While I completely agree…those monitor systems that say it’s time to change the oil at 10k miles will probably cause problems…I don’t agree that necessarily the driver is to blame. Many people don’t know about oil or cars…But they do know about following the proper maintenance of a vehicle…They follow all the steps in the owners manual correctly. I can certainly understand their frustration when they followed everything by the book…yet after 30k miles they need a new engine…And the mechanic tells them that it was BECAUSE they FOLLOWED what the manual says…How are they suppose to know any different.
If those monitoring systems are saying to change the oil every 10k miles then I think the manufacturer is to blame.
I don’t care if the monitor system says to change at 10k miles…I’m NOT going to go past 5k miles…Same with my life-time tranny fluid…I’ve already changed it 5 times.

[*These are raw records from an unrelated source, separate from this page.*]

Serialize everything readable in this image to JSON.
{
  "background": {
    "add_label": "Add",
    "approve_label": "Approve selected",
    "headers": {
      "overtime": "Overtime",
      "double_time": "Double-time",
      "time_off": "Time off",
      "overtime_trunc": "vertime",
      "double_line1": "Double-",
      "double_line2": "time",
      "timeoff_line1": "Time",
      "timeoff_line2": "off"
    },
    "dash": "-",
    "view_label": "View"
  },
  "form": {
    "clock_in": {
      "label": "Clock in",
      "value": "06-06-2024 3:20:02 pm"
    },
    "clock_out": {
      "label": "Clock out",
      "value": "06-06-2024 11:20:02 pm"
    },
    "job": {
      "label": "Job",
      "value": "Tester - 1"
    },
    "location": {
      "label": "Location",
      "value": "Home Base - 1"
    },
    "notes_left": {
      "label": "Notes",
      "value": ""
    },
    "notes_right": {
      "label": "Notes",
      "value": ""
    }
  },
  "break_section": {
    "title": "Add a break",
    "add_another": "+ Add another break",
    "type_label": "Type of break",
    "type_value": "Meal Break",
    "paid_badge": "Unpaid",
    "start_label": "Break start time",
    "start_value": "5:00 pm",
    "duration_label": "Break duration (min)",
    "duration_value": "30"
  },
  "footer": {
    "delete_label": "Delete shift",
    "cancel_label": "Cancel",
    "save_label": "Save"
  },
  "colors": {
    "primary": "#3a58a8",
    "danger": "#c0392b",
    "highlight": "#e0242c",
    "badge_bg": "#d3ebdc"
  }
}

Oil analysis is a nice idea but I can have the dealer change oil for the $25 for the test. I change mine at about 50% on the oil minder which is usually between 4-5000 miles. I feel comfortable with that.
I think perhaps you’re realizing from this thread that opinions on this are all over the map. Each of us has our own personal biases and philosophies on this. I think the only things we all agree on are that changing the oil before it’s technically scheduled can do only good and no harm, and that taking better care of the engine than prescribed will save you in the long run.
Personally, I’m uncomfortable going farther than 5,000 miles between changes on any vehicle. But I cannot support that technically. But to me, the goal is to make the engine last a long time, not to make the oil last a long time. Fresh oil can only help.
Mike, I agree with you about drivers who follow the monitor system’s advice not being responsible should the engine wearing out prematurely. Unfortunately, manufacturers won’t help at that point. So it’s better to do the changes early and often.